Web page and app entries ->
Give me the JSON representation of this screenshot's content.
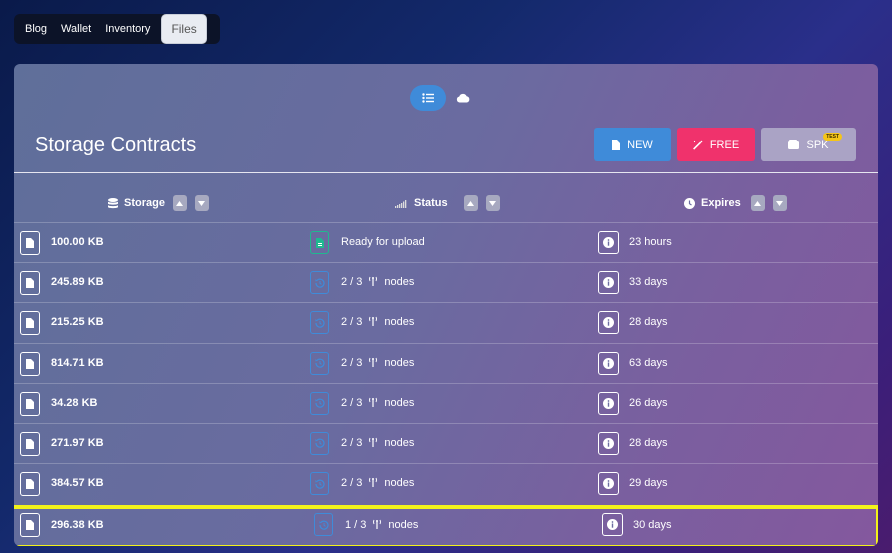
{
  "nav": {
    "tabs": [
      {
        "label": "Blog"
      },
      {
        "label": "Wallet"
      },
      {
        "label": "Inventory"
      },
      {
        "label": "Files",
        "active": true
      }
    ]
  },
  "panel": {
    "title": "Storage Contracts",
    "view_toggle": {
      "list_icon": "list-icon",
      "cloud_icon": "cloud-icon"
    },
    "actions": {
      "new_label": "NEW",
      "free_label": "FREE",
      "spk_label": "SPK",
      "spk_badge": "TEST"
    },
    "columns": {
      "storage": "Storage",
      "status": "Status",
      "expires": "Expires"
    },
    "rows": [
      {
        "size": "100.00 KB",
        "status": "Ready for upload",
        "status_type": "ready",
        "expires": "23 hours"
      },
      {
        "size": "245.89 KB",
        "status": "2 / 3",
        "nodes": "nodes",
        "status_type": "nodes",
        "expires": "33 days"
      },
      {
        "size": "215.25 KB",
        "status": "2 / 3",
        "nodes": "nodes",
        "status_type": "nodes",
        "expires": "28 days"
      },
      {
        "size": "814.71 KB",
        "status": "2 / 3",
        "nodes": "nodes",
        "status_type": "nodes",
        "expires": "63 days"
      },
      {
        "size": "34.28 KB",
        "status": "2 / 3",
        "nodes": "nodes",
        "status_type": "nodes",
        "expires": "26 days"
      },
      {
        "size": "271.97 KB",
        "status": "2 / 3",
        "nodes": "nodes",
        "status_type": "nodes",
        "expires": "28 days"
      },
      {
        "size": "384.57 KB",
        "status": "2 / 3",
        "nodes": "nodes",
        "status_type": "nodes",
        "expires": "29 days"
      },
      {
        "size": "296.38 KB",
        "status": "1 / 3",
        "nodes": "nodes",
        "status_type": "nodes",
        "expires": "30 days",
        "selected": true
      }
    ]
  },
  "colors": {
    "accent_blue": "#3f8bd9",
    "free_pink": "#f0326c",
    "spk_gray": "#aaa3c5",
    "ready_green": "#1fb990",
    "selection_yellow": "#f2f21a"
  }
}
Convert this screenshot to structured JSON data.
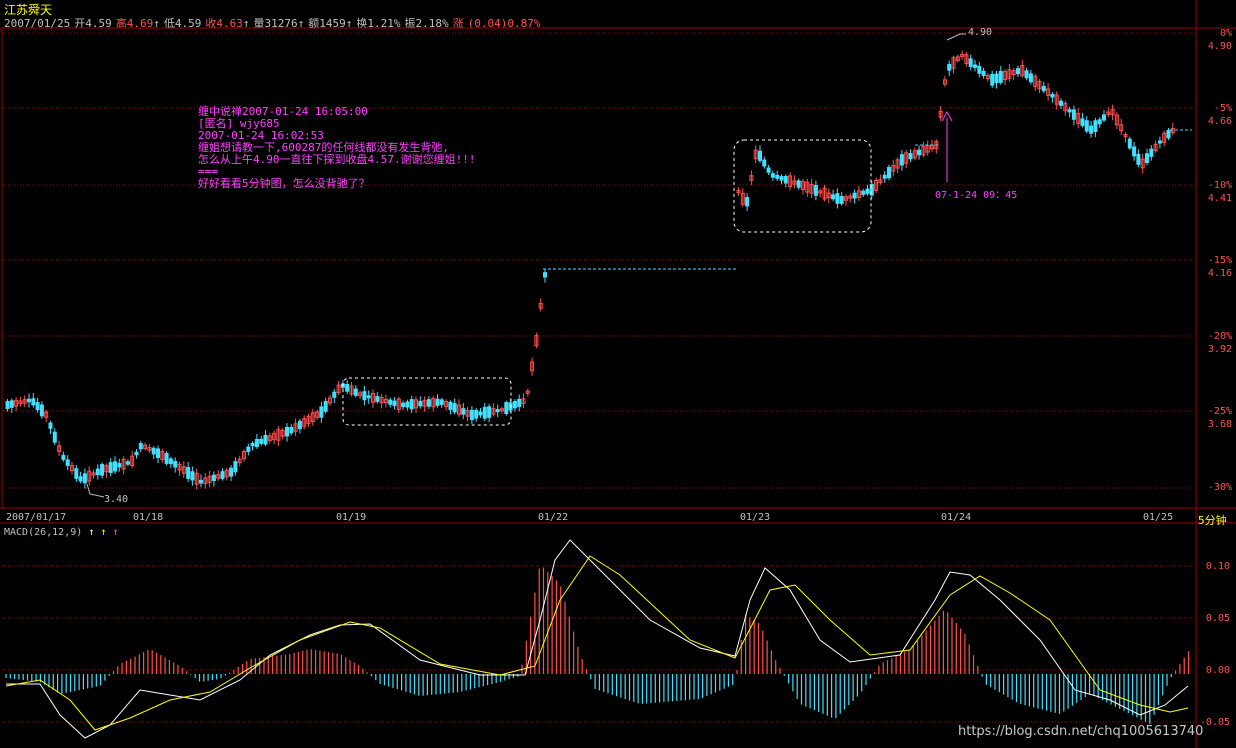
{
  "stock": {
    "name": "江苏舜天"
  },
  "quote": {
    "date": "2007/01/25",
    "open_label": "开",
    "open": "4.59",
    "high_label": "高",
    "high": "4.69",
    "low_label": "低",
    "low": "4.59",
    "close_label": "收",
    "close": "4.63",
    "vol_label": "量",
    "vol": "31276",
    "amt_label": "额",
    "amt": "1459",
    "turn_label": "换",
    "turn": "1.21%",
    "amp_label": "振",
    "amp": "2.18%",
    "chg_label": "涨",
    "chg": "(0.04)",
    "chg_pct": "0.87%"
  },
  "price_axis": {
    "pct_labels": [
      "0%",
      "-5%",
      "-10%",
      "-15%",
      "-20%",
      "-25%",
      "-30%"
    ],
    "price_labels": [
      "4.90",
      "4.66",
      "4.41",
      "4.16",
      "3.92",
      "3.68"
    ]
  },
  "date_axis": {
    "dates": [
      "2007/01/17",
      "01/18",
      "01/19",
      "01/22",
      "01/23",
      "01/24",
      "01/25"
    ],
    "period": "5分钟"
  },
  "macd": {
    "title": "MACD(26,12,9)",
    "arrows": [
      "↑",
      "↑",
      "↑"
    ],
    "axis_labels": [
      "0.10",
      "0.05",
      "0.00",
      "-0.05"
    ]
  },
  "annotations": {
    "comment_lines": [
      "缠中说禅2007-01-24 16:05:00",
      "[匿名] wjy685",
      "",
      "2007-01-24 16:02:53",
      "缠姐想请教一下,600287的任何线都没有发生背弛,",
      "怎么从上午4.90一直往下探到收盘4.57.谢谢您缠姐!!!",
      "",
      "===",
      "好好看看5分钟图，怎么没背驰了？"
    ],
    "arrow_time": "07-1-24  09：45",
    "low_label": "3.40",
    "high_label": "4.90"
  },
  "watermark": "https://blog.csdn.net/chq1005613740",
  "colors": {
    "up": "#ff5050",
    "down": "#40e0ff",
    "grid": "#a00000",
    "dif": "#ffffff",
    "dea": "#ffff00",
    "note": "#ff40ff"
  }
}
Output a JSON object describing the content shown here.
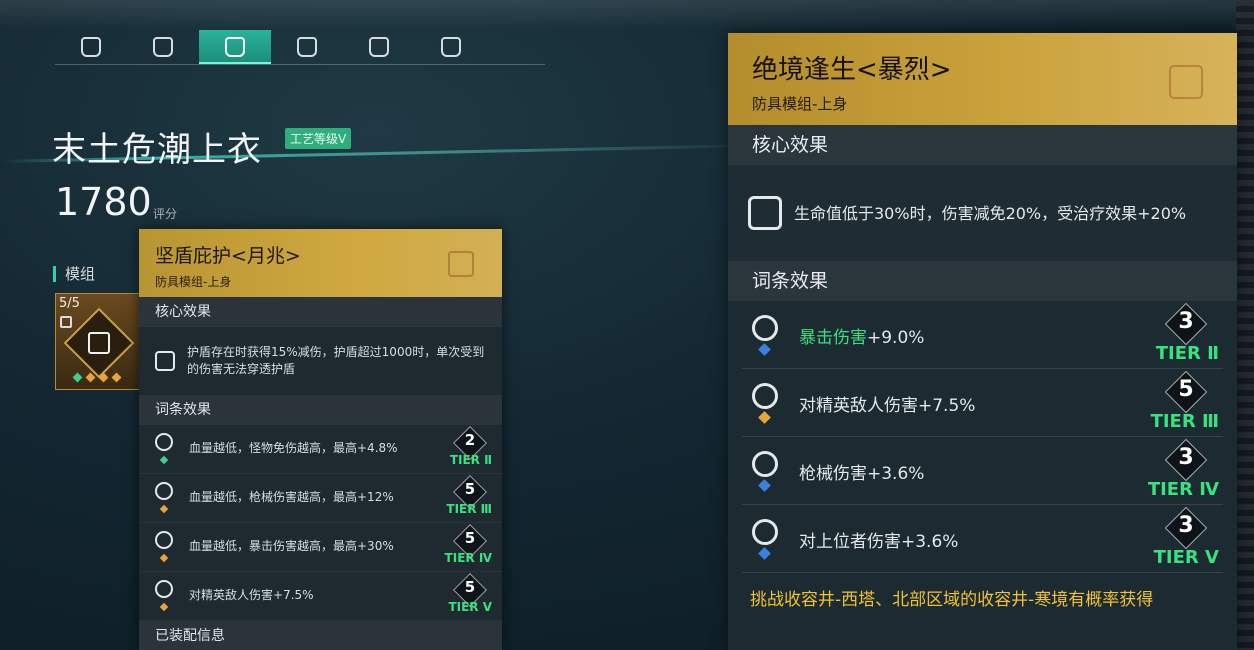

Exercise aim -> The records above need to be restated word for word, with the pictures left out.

Response area ->
Give me the JSON representation of this screenshot's content.
{
  "nav": {
    "tabs": [
      {
        "label": "Blog"
      },
      {
        "label": "Wallet"
      },
      {
        "label": "Inventory"
      },
      {
        "label": "Files",
        "active": true
      }
    ]
  },
  "panel": {
    "title": "Storage Contracts",
    "view_toggle": {
      "list_icon": "list-icon",
      "cloud_icon": "cloud-icon"
    },
    "actions": {
      "new_label": "NEW",
      "free_label": "FREE",
      "spk_label": "SPK",
      "spk_badge": "TEST"
    },
    "columns": {
      "storage": "Storage",
      "status": "Status",
      "expires": "Expires"
    },
    "rows": [
      {
        "size": "100.00 KB",
        "status": "Ready for upload",
        "status_type": "ready",
        "expires": "23 hours"
      },
      {
        "size": "245.89 KB",
        "status": "2 / 3",
        "nodes": "nodes",
        "status_type": "nodes",
        "expires": "33 days"
      },
      {
        "size": "215.25 KB",
        "status": "2 / 3",
        "nodes": "nodes",
        "status_type": "nodes",
        "expires": "28 days"
      },
      {
        "size": "814.71 KB",
        "status": "2 / 3",
        "nodes": "nodes",
        "status_type": "nodes",
        "expires": "63 days"
      },
      {
        "size": "34.28 KB",
        "status": "2 / 3",
        "nodes": "nodes",
        "status_type": "nodes",
        "expires": "26 days"
      },
      {
        "size": "271.97 KB",
        "status": "2 / 3",
        "nodes": "nodes",
        "status_type": "nodes",
        "expires": "28 days"
      },
      {
        "size": "384.57 KB",
        "status": "2 / 3",
        "nodes": "nodes",
        "status_type": "nodes",
        "expires": "29 days"
      },
      {
        "size": "296.38 KB",
        "status": "1 / 3",
        "nodes": "nodes",
        "status_type": "nodes",
        "expires": "30 days",
        "selected": true
      }
    ]
  },
  "colors": {
    "accent_blue": "#3f8bd9",
    "free_pink": "#f0326c",
    "spk_gray": "#aaa3c5",
    "ready_green": "#1fb990",
    "selection_yellow": "#f2f21a"
  }
}
Convert this screenshot to structured JSON data.
{
  "stock": {
    "name": "江苏舜天"
  },
  "quote": {
    "date": "2007/01/25",
    "open_label": "开",
    "open": "4.59",
    "high_label": "高",
    "high": "4.69",
    "low_label": "低",
    "low": "4.59",
    "close_label": "收",
    "close": "4.63",
    "vol_label": "量",
    "vol": "31276",
    "amt_label": "额",
    "amt": "1459",
    "turn_label": "换",
    "turn": "1.21%",
    "amp_label": "振",
    "amp": "2.18%",
    "chg_label": "涨",
    "chg": "(0.04)",
    "chg_pct": "0.87%"
  },
  "price_axis": {
    "pct_labels": [
      "0%",
      "-5%",
      "-10%",
      "-15%",
      "-20%",
      "-25%",
      "-30%"
    ],
    "price_labels": [
      "4.90",
      "4.66",
      "4.41",
      "4.16",
      "3.92",
      "3.68"
    ]
  },
  "date_axis": {
    "dates": [
      "2007/01/17",
      "01/18",
      "01/19",
      "01/22",
      "01/23",
      "01/24",
      "01/25"
    ],
    "period": "5分钟"
  },
  "macd": {
    "title": "MACD(26,12,9)",
    "arrows": [
      "↑",
      "↑",
      "↑"
    ],
    "axis_labels": [
      "0.10",
      "0.05",
      "0.00",
      "-0.05"
    ]
  },
  "annotations": {
    "comment_lines": [
      "缠中说禅2007-01-24 16:05:00",
      "[匿名] wjy685",
      "",
      "2007-01-24 16:02:53",
      "缠姐想请教一下,600287的任何线都没有发生背弛,",
      "怎么从上午4.90一直往下探到收盘4.57.谢谢您缠姐!!!",
      "",
      "===",
      "好好看看5分钟图，怎么没背驰了？"
    ],
    "arrow_time": "07-1-24  09：45",
    "low_label": "3.40",
    "high_label": "4.90"
  },
  "watermark": "https://blog.csdn.net/chq1005613740",
  "colors": {
    "up": "#ff5050",
    "down": "#40e0ff",
    "grid": "#a00000",
    "dif": "#ffffff",
    "dea": "#ffff00",
    "note": "#ff40ff"
  }
}
Output a JSON object describing the content shown here.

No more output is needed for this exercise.